→ Assignment: Among the entries that follow, count the lines with the word "JSON" and report the number by itself.

(Dataset rows for apps and sites)
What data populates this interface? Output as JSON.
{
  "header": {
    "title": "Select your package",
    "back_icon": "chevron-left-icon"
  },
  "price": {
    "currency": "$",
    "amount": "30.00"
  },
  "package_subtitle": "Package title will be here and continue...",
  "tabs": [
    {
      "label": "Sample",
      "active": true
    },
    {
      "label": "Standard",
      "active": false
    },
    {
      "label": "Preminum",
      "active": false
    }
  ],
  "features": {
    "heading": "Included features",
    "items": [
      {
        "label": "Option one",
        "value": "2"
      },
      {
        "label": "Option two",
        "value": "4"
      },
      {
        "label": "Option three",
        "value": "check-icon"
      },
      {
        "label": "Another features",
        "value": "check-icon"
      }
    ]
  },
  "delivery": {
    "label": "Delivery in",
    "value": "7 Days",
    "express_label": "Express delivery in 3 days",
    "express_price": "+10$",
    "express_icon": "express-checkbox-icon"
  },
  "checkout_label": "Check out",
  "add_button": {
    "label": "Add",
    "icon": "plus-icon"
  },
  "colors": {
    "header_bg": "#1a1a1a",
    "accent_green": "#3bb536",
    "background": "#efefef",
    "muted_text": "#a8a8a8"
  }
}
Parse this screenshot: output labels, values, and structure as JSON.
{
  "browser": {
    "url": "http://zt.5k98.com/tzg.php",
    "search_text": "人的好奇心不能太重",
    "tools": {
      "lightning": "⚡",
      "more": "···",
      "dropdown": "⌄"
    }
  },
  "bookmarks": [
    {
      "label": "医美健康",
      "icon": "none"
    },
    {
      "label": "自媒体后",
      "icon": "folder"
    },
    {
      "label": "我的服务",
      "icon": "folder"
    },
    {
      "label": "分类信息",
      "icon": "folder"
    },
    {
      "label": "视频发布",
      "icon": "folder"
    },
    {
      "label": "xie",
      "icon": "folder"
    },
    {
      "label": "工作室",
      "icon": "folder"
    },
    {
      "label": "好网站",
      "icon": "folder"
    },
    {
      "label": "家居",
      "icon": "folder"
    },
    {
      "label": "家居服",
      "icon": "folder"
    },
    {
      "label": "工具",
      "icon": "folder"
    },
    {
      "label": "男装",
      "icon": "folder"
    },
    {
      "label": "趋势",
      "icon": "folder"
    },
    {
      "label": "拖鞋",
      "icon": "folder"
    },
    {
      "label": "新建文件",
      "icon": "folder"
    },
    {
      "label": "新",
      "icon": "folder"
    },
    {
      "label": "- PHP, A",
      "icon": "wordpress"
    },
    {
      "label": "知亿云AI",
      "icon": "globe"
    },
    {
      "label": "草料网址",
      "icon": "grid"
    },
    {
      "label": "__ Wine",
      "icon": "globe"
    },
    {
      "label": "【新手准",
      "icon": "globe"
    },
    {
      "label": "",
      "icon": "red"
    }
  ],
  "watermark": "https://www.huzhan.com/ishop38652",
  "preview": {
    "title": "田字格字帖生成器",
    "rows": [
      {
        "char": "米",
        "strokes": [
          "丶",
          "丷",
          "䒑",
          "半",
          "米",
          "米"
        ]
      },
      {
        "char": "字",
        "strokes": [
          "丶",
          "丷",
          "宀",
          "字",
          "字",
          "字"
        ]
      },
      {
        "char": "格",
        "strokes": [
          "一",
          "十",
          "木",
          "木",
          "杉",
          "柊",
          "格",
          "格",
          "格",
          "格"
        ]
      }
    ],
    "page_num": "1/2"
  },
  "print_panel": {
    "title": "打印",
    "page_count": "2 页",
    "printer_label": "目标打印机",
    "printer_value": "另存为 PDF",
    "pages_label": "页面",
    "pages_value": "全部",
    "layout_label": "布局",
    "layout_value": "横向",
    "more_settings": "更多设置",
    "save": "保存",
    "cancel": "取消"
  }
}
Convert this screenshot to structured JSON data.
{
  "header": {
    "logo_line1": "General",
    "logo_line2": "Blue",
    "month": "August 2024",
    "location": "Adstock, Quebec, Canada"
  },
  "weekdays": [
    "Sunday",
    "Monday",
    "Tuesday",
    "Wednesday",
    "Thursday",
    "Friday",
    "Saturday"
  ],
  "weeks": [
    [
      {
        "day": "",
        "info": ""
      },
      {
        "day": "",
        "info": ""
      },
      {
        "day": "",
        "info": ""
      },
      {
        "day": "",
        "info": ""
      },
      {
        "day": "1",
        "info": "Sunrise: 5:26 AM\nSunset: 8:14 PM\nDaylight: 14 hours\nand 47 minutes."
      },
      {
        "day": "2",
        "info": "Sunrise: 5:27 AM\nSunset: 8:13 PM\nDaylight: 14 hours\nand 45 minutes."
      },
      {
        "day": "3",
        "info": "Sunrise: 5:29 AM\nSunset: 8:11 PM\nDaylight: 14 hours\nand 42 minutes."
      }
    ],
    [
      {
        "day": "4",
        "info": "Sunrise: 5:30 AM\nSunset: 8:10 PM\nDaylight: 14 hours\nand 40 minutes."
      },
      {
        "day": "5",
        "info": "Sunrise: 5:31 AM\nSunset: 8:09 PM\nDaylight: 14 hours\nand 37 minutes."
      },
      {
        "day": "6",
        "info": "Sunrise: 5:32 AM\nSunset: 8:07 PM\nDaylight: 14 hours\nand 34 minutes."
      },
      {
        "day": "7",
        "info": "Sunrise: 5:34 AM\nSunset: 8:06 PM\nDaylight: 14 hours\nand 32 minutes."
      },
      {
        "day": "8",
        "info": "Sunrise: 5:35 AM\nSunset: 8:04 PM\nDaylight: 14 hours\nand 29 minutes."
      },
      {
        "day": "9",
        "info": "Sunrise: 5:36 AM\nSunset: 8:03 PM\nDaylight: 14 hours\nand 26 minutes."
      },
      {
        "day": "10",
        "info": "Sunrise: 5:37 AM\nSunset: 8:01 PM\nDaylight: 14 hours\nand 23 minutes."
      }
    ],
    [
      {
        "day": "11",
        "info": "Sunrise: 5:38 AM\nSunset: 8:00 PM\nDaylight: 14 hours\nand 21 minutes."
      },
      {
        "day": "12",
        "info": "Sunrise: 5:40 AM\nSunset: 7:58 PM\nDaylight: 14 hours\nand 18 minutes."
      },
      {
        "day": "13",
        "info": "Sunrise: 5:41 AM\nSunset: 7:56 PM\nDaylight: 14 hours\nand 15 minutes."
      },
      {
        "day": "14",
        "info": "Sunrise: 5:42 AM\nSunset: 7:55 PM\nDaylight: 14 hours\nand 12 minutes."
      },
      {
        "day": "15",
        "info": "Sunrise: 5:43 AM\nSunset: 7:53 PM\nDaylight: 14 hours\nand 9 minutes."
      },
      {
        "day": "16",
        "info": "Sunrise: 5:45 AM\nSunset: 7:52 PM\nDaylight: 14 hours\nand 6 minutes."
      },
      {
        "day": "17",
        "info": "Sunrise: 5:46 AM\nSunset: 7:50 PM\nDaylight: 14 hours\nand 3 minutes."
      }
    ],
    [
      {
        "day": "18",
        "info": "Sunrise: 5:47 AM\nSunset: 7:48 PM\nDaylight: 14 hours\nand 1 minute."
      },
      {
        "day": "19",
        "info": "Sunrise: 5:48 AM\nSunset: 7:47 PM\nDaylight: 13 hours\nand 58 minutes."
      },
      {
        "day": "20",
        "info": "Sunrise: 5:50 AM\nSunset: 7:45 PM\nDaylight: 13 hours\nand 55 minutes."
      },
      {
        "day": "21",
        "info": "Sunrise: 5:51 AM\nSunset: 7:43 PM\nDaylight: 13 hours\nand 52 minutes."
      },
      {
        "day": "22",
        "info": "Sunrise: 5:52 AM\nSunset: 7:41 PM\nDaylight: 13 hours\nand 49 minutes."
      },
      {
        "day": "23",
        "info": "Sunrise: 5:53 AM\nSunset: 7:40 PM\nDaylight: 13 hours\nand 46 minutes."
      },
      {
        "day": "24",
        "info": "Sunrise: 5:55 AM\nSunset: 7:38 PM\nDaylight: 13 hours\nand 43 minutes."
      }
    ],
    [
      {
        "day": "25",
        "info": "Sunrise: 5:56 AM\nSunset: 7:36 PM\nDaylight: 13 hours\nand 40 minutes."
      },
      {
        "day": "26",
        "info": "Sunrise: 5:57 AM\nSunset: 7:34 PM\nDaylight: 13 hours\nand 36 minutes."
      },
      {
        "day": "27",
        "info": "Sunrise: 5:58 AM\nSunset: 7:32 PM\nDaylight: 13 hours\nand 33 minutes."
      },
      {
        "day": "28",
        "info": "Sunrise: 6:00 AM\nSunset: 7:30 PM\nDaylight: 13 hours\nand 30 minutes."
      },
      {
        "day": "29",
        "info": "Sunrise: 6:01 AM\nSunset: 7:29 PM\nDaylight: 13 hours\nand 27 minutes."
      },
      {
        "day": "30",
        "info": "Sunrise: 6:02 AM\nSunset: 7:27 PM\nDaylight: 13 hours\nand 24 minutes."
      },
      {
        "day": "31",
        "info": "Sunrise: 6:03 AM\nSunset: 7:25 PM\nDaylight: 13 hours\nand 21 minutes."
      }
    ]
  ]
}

→ Answer below: 3